So, after about two hours work all total I had the harness made, we got everything plugged in and the adapter faceplate would not mate with the holes in the dash of his car! A quick inspection showed I had put the new radio in upside down so I turned the bracket 180 degrees, and got everything connected. We turned it on and nothing came out of the radio except static, the same symptom of the broken radio! Scott was distressed because the person we got the car from said it was a bad radio. I checked the connections int he trunk to the antenna and they were fine, so, I pulled the radio out to find the antenna connection had slipped out! We got that firmly in place and Scott, with the radio playing, carefully put all the screws back in the pieces of his dashboard he had removed.

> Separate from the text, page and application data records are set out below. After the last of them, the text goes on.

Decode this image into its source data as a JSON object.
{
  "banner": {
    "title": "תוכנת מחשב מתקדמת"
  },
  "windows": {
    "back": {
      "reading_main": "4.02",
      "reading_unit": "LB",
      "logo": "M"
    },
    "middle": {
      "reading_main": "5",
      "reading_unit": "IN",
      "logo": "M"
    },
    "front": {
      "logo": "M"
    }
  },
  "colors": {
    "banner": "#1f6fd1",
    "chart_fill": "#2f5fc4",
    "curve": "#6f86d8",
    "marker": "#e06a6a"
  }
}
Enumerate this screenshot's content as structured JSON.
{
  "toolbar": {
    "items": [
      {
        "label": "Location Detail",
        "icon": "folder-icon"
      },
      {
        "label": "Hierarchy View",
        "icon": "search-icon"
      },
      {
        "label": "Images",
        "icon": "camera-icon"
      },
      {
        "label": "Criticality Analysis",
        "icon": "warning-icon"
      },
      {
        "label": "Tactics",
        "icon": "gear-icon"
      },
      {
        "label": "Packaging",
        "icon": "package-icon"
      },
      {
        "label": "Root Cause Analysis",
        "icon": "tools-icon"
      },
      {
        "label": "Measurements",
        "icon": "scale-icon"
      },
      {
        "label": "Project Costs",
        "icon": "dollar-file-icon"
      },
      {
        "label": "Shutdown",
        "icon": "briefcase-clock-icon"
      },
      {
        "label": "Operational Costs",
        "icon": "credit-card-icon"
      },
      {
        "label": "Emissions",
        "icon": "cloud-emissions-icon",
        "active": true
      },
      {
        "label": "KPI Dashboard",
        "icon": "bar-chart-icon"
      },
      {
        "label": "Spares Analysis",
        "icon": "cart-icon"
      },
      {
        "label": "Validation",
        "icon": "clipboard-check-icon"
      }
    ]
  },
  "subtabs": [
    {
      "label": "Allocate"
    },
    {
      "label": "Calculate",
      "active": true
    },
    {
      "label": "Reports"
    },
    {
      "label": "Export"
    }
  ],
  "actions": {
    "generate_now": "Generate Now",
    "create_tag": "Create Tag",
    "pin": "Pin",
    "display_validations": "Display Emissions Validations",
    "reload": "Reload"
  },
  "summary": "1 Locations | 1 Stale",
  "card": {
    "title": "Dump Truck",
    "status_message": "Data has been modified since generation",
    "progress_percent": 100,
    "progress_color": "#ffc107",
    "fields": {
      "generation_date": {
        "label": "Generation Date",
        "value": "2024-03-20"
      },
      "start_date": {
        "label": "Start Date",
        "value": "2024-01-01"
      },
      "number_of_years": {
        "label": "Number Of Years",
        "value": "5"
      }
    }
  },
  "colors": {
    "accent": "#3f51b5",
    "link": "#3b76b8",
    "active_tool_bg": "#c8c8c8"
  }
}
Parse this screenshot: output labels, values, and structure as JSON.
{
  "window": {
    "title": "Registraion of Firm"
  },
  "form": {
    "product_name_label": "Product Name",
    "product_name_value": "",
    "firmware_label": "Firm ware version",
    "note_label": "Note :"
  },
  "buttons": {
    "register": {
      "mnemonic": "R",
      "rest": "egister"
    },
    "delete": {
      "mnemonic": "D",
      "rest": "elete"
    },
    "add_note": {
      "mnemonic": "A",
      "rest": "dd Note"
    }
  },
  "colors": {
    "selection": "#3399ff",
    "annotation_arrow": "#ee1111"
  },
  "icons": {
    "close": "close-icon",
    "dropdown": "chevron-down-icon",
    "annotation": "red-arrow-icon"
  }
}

He headed out with his friends, and Danielle and I watched TV while snacking on some popcorn samples that had been delivered. Scott and Steve showed up a bit later and played Left 4 Dead here awhile before heading out to meet up with more friends. I dropped her off at her Mom's house around 6 PM and then Tails and I spent a very quiet evening watching TV and puttering on the computer. I retired around 1 AM.

5 comments:

David Louis Harter said...

Chris,

As you well know, a good installation kit and wiring harness make installing a replacement stereo considerably less troublesome.

I recall without much fondness the old days--prior to Crutchfield, etc.--when installations required considerable construction and inventiveness. I do not miss those times!

- David

Chris said...

David - I had so much fun I am seriously thinking of acquiring a new stereo for the Mustang now that I know how to take it's dash apart after fixing the lighter socket!

I too remember the days of which you speak, and mounting a cassette player underneath the dashboard since there was no other way to make it fit into my Buick Le Sabre! That puppy had a Wildcat V8 engine!

David Louis Harter said...

Chris,

There are some excellent systems available, and the installation kits make them relatively simple to install.

Ah, the "good old days"! YIKES!

- David

Chris said...

David - The system in the Mustang, even with the harness and dashboard kit was a lot more challenging, and a lot more fun than Scott's installation was! I am thinking perhaps a small sub-woofer would be in order!

David Louis Harter said...

Chris,

A subwoofer is always a welcome addition to an auto sound system! I highly recommend it.

- David